* [TASK REQUIREMENTS] Among the records below, find each line that includes the string "this" and copy it.

* [DATA EXTRACT]
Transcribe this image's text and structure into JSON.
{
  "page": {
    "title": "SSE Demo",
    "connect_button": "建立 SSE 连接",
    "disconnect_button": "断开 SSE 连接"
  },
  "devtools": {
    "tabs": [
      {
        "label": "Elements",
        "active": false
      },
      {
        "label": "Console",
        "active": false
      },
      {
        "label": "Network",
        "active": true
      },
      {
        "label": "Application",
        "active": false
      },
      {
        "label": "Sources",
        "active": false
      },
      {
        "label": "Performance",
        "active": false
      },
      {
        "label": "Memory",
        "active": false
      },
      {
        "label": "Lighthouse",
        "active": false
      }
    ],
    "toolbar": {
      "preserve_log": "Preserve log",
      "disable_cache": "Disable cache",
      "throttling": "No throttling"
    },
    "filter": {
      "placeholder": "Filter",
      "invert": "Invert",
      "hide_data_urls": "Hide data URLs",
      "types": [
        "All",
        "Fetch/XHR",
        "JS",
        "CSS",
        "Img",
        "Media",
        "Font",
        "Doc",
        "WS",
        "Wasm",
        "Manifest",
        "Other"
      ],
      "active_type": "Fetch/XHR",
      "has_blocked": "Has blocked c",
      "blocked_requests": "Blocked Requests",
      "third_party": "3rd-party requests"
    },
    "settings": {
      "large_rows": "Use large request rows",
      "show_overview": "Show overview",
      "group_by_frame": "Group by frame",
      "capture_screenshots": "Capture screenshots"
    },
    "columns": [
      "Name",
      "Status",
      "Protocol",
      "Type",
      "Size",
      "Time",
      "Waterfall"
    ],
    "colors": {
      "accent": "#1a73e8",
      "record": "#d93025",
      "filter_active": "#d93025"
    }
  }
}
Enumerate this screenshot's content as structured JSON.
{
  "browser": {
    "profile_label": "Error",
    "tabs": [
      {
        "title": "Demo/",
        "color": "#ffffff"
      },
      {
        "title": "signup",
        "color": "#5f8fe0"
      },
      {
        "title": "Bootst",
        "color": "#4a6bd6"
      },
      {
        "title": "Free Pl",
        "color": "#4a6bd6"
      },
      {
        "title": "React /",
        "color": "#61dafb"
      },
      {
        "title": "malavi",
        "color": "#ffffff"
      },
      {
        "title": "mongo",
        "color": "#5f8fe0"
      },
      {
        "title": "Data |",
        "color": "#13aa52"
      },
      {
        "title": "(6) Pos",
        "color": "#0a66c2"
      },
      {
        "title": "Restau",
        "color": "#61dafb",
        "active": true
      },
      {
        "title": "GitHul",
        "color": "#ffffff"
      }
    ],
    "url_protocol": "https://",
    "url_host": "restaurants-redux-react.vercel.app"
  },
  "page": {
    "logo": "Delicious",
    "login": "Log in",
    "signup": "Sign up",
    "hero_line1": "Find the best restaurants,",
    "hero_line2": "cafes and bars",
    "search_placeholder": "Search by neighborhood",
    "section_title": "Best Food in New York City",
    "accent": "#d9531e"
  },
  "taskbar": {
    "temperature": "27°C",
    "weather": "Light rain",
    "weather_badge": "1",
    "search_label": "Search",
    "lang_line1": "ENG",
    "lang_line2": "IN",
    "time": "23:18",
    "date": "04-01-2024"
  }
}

* [YOUR RESPONSE]
Transcribe this image's text and structure into JSON.
Enumerate this screenshot's content as structured JSON.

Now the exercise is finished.